The indicated fuel consumption after sixty miles was 52.2 mpg, a very pleasing figure that compared well with the official WLTP combined 44.8 mpg. At this, the 50-litre fuel tank would allow a range of more than 550 miles (by which time, the price of petrol might have come down a bit!).
I felt the engine to be a bit ‘buzzy’ at first and, with a light clutch, needed to be revved a bit to take off from a standstill; however, it does develop 158 bhp and can accelerate well if you floor it, with maximum torque kicking in from 1500 rpm. The six-speed manual gearbox felt relatively light to operate. The brakes (the front discs are ventilated) were excellent — very powerful, even before ABS kicked in — and no tyre squeal whatsoever from the Continental Premium Contact 6s.
The PHEV XCeed, an automatic, is more staid in performance, taking 10.6 seconds to 62 mph, but of course, with lower emissions.
Kia is on a success wave as we head towards 2023. They have an almost bewildering range on offer, appealing to newcomers or existing customers who might want to step up a level, need more space, and so on.
Well, the new Kia XCeed could be the one to start the trend.

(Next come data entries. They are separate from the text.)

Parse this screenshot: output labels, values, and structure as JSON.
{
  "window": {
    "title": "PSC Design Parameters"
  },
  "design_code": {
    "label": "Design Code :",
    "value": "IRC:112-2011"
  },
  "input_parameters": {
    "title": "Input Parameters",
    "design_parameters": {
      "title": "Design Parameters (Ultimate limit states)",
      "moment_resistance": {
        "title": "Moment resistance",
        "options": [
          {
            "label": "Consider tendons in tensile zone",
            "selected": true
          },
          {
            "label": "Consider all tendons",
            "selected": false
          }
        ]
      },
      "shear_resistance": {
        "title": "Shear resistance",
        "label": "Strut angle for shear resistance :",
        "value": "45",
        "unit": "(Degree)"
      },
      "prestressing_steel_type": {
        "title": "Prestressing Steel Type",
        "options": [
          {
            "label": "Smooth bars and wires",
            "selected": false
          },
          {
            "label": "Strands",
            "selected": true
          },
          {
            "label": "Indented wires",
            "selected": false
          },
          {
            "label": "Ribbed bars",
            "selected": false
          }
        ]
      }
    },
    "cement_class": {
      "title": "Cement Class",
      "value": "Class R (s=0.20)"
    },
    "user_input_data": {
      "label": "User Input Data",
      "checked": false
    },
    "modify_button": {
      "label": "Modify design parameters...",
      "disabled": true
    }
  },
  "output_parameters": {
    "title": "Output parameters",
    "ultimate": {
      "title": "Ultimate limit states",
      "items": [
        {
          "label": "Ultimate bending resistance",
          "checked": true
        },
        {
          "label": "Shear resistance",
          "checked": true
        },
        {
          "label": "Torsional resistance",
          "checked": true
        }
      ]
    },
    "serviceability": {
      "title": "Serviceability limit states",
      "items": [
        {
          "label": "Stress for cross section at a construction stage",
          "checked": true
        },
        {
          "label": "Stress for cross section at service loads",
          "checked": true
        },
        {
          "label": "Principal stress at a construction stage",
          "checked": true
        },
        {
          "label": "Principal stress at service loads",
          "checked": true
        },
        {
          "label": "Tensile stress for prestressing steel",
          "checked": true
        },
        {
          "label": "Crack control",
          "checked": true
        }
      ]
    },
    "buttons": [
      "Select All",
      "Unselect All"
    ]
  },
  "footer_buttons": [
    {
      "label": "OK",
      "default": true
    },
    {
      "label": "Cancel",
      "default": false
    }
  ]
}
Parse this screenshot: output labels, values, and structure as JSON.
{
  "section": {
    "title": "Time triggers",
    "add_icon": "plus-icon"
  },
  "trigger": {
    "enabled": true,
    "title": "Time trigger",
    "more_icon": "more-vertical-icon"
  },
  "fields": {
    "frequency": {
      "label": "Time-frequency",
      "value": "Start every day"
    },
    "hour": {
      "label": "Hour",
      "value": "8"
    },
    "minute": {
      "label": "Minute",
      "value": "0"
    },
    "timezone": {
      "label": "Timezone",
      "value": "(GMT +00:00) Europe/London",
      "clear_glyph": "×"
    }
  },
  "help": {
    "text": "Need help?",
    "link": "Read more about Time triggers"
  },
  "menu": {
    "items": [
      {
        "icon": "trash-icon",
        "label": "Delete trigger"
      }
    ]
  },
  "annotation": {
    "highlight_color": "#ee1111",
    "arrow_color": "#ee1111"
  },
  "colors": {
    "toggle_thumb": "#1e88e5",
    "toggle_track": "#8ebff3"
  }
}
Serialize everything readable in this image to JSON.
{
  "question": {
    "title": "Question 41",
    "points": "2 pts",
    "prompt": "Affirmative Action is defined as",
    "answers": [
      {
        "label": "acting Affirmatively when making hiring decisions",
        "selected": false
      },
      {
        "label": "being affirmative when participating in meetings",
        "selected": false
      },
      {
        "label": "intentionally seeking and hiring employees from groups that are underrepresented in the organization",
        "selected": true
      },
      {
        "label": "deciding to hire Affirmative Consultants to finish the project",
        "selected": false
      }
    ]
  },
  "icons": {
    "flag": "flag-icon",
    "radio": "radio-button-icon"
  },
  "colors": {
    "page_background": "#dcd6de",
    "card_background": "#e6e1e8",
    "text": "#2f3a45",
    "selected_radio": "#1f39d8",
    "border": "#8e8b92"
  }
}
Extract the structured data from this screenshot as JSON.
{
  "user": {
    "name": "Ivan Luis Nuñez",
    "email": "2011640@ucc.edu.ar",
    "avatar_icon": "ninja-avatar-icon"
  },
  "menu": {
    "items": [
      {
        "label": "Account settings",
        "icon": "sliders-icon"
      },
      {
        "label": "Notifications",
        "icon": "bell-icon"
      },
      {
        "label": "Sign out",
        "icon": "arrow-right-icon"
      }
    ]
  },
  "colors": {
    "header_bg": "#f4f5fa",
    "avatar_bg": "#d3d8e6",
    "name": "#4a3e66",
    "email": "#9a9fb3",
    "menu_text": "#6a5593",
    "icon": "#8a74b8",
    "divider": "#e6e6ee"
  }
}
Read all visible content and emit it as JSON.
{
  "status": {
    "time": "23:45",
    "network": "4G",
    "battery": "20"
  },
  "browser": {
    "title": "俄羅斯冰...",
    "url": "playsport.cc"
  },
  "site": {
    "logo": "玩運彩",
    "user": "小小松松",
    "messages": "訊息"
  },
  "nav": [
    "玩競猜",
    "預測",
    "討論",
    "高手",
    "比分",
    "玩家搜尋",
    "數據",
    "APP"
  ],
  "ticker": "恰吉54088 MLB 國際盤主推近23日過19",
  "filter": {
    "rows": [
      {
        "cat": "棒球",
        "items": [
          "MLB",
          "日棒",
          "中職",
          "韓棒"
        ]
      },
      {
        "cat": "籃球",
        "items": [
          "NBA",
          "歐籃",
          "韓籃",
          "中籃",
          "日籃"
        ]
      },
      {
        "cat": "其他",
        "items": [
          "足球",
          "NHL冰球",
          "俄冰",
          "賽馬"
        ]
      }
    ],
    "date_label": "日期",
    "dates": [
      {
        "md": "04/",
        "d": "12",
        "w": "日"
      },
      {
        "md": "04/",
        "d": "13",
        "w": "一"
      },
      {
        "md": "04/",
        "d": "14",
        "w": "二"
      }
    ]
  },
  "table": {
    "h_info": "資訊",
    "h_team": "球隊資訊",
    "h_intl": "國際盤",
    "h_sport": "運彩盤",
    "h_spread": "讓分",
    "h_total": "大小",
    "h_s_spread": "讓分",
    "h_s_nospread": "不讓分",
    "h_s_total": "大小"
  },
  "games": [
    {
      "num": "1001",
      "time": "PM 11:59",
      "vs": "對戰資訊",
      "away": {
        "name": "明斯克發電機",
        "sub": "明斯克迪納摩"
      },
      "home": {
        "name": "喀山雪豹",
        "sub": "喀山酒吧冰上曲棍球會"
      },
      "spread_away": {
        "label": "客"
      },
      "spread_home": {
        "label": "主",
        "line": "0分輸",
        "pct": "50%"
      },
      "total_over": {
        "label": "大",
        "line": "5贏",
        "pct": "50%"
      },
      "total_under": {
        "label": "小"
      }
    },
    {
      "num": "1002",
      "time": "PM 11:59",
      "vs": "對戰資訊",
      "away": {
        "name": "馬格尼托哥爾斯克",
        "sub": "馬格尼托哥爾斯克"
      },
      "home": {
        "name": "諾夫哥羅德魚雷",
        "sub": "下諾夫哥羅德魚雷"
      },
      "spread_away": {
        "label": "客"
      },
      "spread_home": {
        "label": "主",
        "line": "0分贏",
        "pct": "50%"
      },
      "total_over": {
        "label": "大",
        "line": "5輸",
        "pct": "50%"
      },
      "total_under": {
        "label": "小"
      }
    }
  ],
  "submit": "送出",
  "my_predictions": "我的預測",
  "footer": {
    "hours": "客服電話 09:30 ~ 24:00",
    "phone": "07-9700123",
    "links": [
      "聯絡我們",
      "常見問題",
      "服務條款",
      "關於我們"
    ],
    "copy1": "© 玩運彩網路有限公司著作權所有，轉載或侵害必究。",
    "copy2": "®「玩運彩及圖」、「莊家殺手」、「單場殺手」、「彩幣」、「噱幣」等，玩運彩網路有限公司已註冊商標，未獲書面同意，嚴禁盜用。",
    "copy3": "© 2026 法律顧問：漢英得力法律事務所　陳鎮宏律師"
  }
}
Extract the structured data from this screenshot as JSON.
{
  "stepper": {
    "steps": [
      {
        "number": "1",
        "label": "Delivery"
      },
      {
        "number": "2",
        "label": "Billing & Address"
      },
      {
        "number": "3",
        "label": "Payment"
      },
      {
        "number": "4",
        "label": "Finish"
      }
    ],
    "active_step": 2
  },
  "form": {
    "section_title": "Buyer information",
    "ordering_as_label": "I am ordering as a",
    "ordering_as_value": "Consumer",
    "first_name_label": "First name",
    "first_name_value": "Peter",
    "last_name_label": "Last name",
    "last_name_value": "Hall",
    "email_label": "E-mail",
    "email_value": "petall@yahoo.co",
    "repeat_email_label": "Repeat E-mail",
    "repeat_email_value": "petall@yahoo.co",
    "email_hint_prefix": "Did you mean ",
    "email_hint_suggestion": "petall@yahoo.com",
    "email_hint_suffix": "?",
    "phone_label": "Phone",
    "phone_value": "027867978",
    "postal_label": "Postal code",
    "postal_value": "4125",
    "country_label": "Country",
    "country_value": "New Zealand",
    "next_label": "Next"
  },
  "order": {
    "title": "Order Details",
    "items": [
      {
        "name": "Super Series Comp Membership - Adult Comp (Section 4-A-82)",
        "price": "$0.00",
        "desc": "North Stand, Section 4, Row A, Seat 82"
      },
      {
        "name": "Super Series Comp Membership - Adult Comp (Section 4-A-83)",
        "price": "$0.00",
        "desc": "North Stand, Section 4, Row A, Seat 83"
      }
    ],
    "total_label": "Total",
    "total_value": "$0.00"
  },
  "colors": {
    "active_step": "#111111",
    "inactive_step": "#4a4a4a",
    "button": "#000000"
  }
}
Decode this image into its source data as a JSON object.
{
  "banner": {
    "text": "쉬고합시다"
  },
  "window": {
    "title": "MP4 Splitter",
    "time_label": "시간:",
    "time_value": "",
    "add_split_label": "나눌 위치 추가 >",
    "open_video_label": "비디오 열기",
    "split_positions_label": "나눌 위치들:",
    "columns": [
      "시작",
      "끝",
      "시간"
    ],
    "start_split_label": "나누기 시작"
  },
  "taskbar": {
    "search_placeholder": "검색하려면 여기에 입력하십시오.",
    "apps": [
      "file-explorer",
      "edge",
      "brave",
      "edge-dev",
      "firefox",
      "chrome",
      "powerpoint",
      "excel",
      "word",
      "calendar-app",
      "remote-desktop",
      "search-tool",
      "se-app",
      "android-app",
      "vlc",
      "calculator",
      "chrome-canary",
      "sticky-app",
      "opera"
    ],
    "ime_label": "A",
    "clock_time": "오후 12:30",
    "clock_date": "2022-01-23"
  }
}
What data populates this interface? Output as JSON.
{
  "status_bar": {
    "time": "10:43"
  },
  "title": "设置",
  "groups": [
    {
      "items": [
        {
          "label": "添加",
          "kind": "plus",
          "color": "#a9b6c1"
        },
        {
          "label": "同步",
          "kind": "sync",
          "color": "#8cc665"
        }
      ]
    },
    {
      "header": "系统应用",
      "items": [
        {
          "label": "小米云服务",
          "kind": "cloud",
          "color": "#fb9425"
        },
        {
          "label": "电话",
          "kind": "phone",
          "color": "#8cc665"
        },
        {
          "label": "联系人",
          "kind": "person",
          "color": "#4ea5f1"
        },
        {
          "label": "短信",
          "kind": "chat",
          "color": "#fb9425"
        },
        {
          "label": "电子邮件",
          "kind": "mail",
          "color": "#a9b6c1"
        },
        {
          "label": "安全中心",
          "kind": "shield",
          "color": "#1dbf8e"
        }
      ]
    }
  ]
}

Tom Scanlan has written for a wide variety of magazines and newspapers, particularly the Reading Evening Post for ten years, having got into motoring journalism in 1973 via the somewhat unlikely back door of the British Forces Broadcasting Service. BFBS produced a weekly radio motoring show for the services overseas and Tom produced it, as well as interviewing experts and eventually reporting on cars.
He is into classic cars and has owned Porsche, Ferrari, pre-war Alvis and Rileys and currently owns his fifth old Alfa Romeo, a 1984 GTV 2.0.
In his spare time, Tom is a professional cricket coach.
The Kia XCeed has been a big reason why Kia has become one of the most popular car ranges in the UK …